#### Exercise description:
Every line of the listing that holds the word "active" should be returned.

#### Record set:

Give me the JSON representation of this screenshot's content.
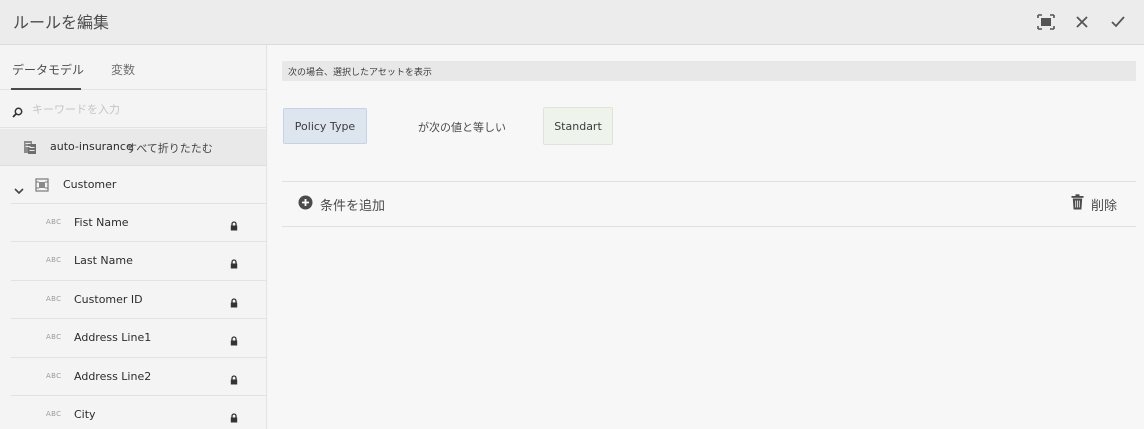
{
  "header": {
    "title": "ルールを編集",
    "icons": [
      "fullscreen-icon",
      "close-icon",
      "checkmark-icon"
    ]
  },
  "sidebar": {
    "tabs": [
      {
        "label": "データモデル",
        "active": true
      },
      {
        "label": "変数",
        "active": false
      }
    ],
    "search": {
      "placeholder": "キーワードを入力",
      "value": ""
    },
    "model": {
      "name": "auto-insurance",
      "collapse_label": "すべて折りたたむ"
    },
    "entity": {
      "name": "Customer",
      "expanded": true
    },
    "fields": [
      {
        "type": "ABC",
        "name": "Fist Name"
      },
      {
        "type": "ABC",
        "name": "Last Name"
      },
      {
        "type": "ABC",
        "name": "Customer ID"
      },
      {
        "type": "ABC",
        "name": "Address Line1"
      },
      {
        "type": "ABC",
        "name": "Address Line2"
      },
      {
        "type": "ABC",
        "name": "City"
      }
    ]
  },
  "rule": {
    "condition_header": "次の場合、選択したアセットを表示",
    "variable": "Policy Type",
    "operator": "が次の値と等しい",
    "value": "Standart",
    "add_condition_label": "条件を追加",
    "delete_label": "削除"
  },
  "colors": {
    "variable_chip": "#dde5ef",
    "value_chip": "#eef3ec",
    "header_bg": "#ececec"
  }
}
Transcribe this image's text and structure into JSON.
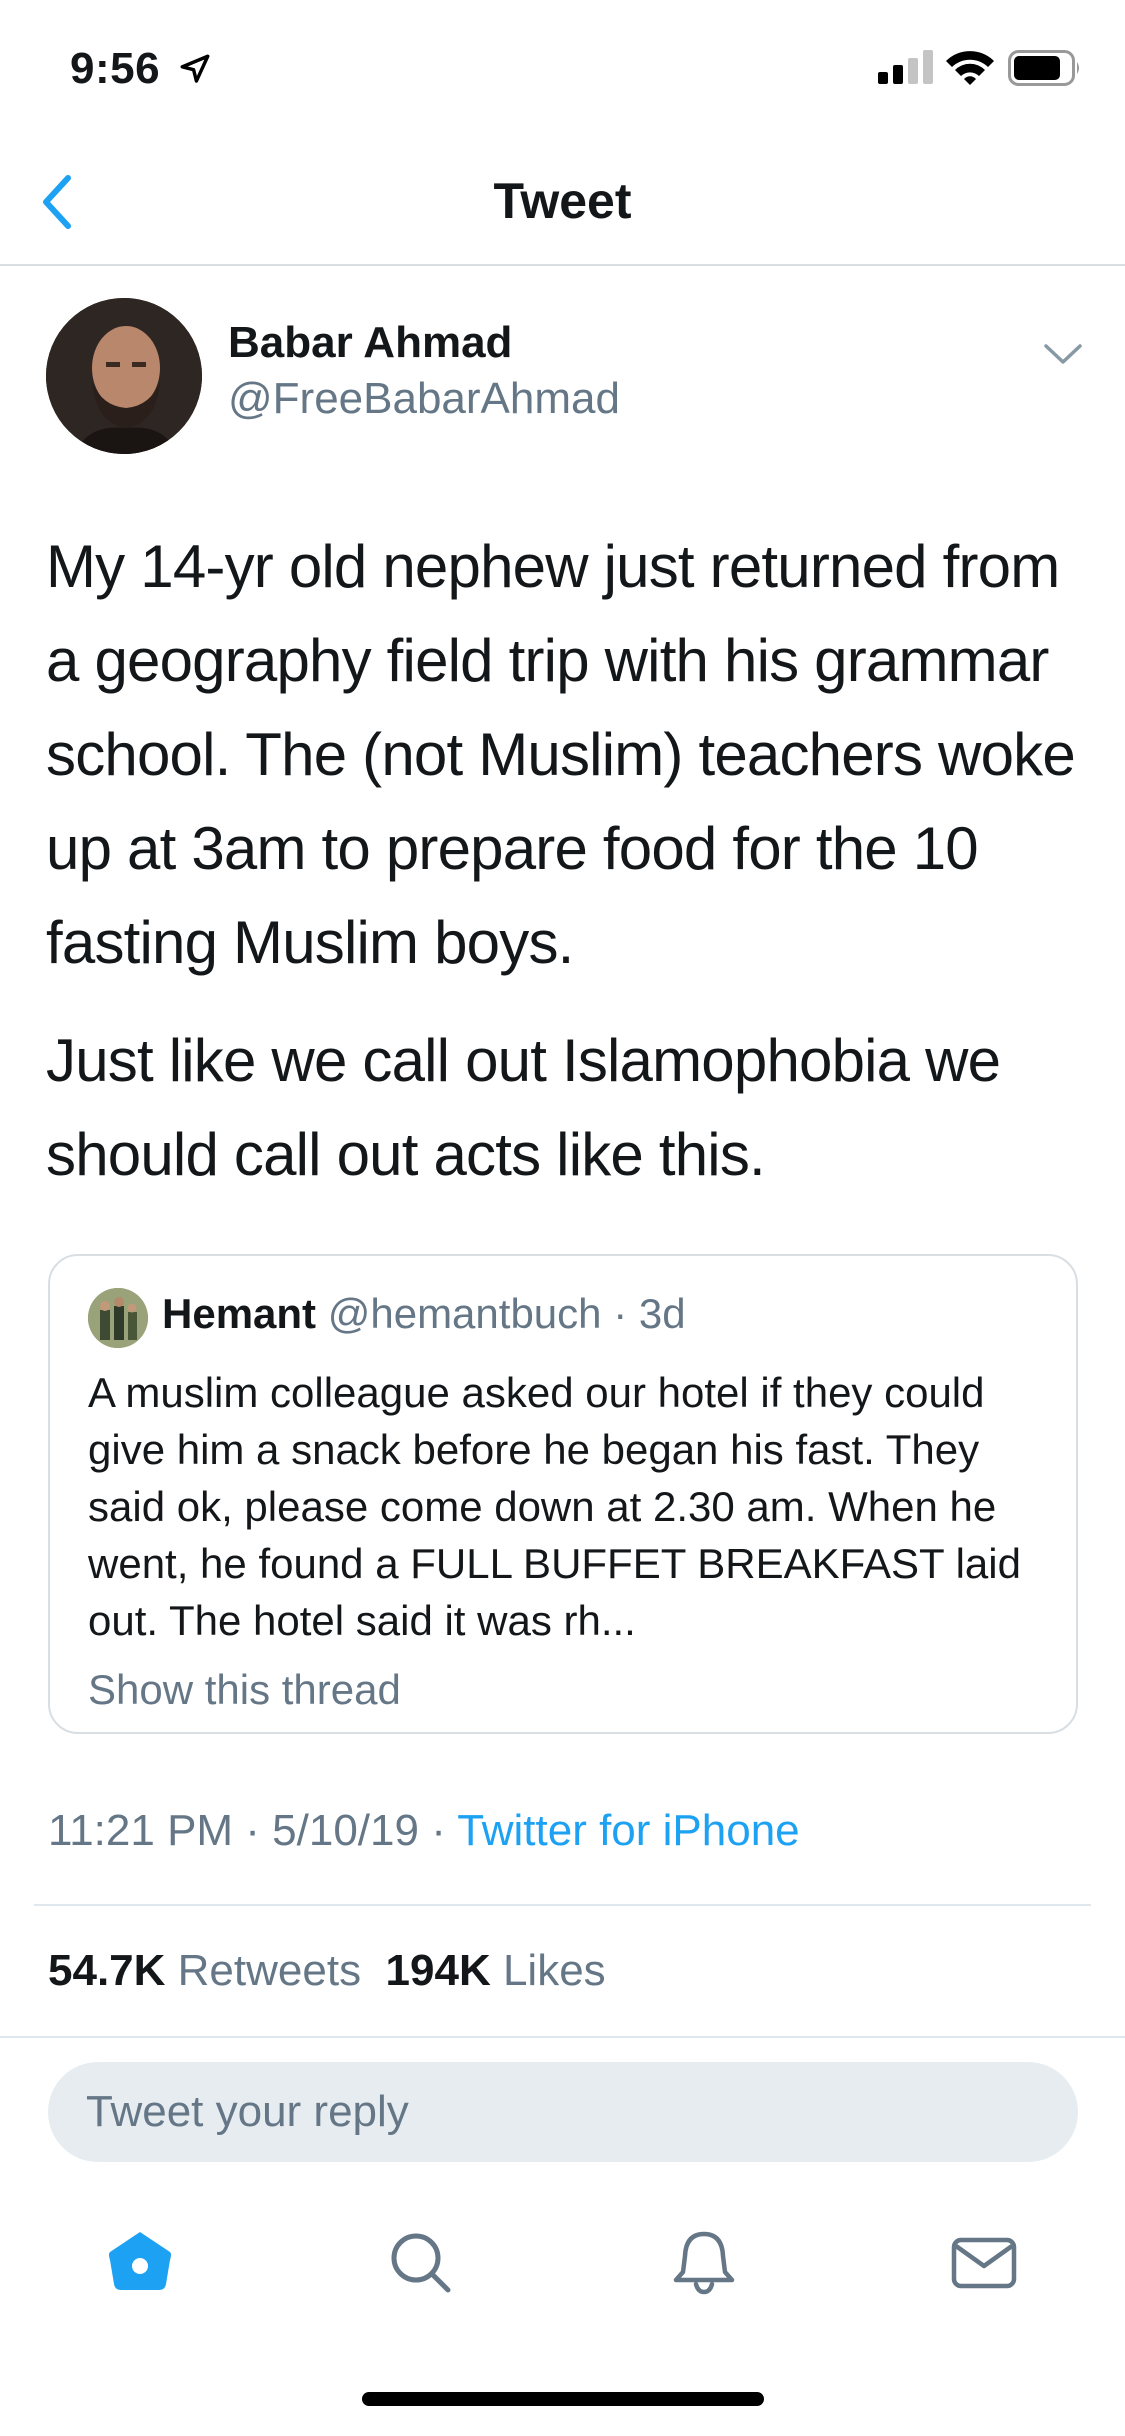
{
  "status_bar": {
    "time": "9:56",
    "icons": [
      "location-arrow-icon",
      "cellular-signal-icon",
      "wifi-icon",
      "battery-icon"
    ]
  },
  "nav": {
    "title": "Tweet",
    "back_icon": "chevron-left-icon"
  },
  "tweet": {
    "author_name": "Babar Ahmad",
    "author_handle": "@FreeBabarAhmad",
    "paragraphs": [
      "My 14-yr old nephew just returned from a geography field trip with his grammar school. The (not Muslim) teachers woke up at 3am to prepare food for the 10 fasting Muslim boys.",
      "Just like we call out Islamophobia we should call out acts like this."
    ],
    "quote": {
      "name": "Hemant",
      "meta": "@hemantbuch · 3d",
      "text": "A muslim colleague asked our hotel if they could give him a snack before he began his fast. They said ok, please come down at 2.30 am. When he went, he found a FULL BUFFET BREAKFAST laid out. The hotel said it was rh...",
      "show_thread": "Show this thread"
    },
    "timestamp": "11:21 PM · 5/10/19 · ",
    "source": "Twitter for iPhone",
    "retweets_count": "54.7K",
    "retweets_label": "Retweets",
    "likes_count": "194K",
    "likes_label": "Likes"
  },
  "reply": {
    "placeholder": "Tweet your reply"
  },
  "tab_bar": {
    "items": [
      "home-icon",
      "search-icon",
      "bell-icon",
      "mail-icon"
    ],
    "active": "home-icon"
  },
  "colors": {
    "accent": "#1da1f2",
    "secondary_text": "#657786",
    "border": "#d9dee3",
    "reply_bg": "#e6ecf0"
  }
}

#### Your solution:
        "active": true
        "active": false
    "active": "home-icon"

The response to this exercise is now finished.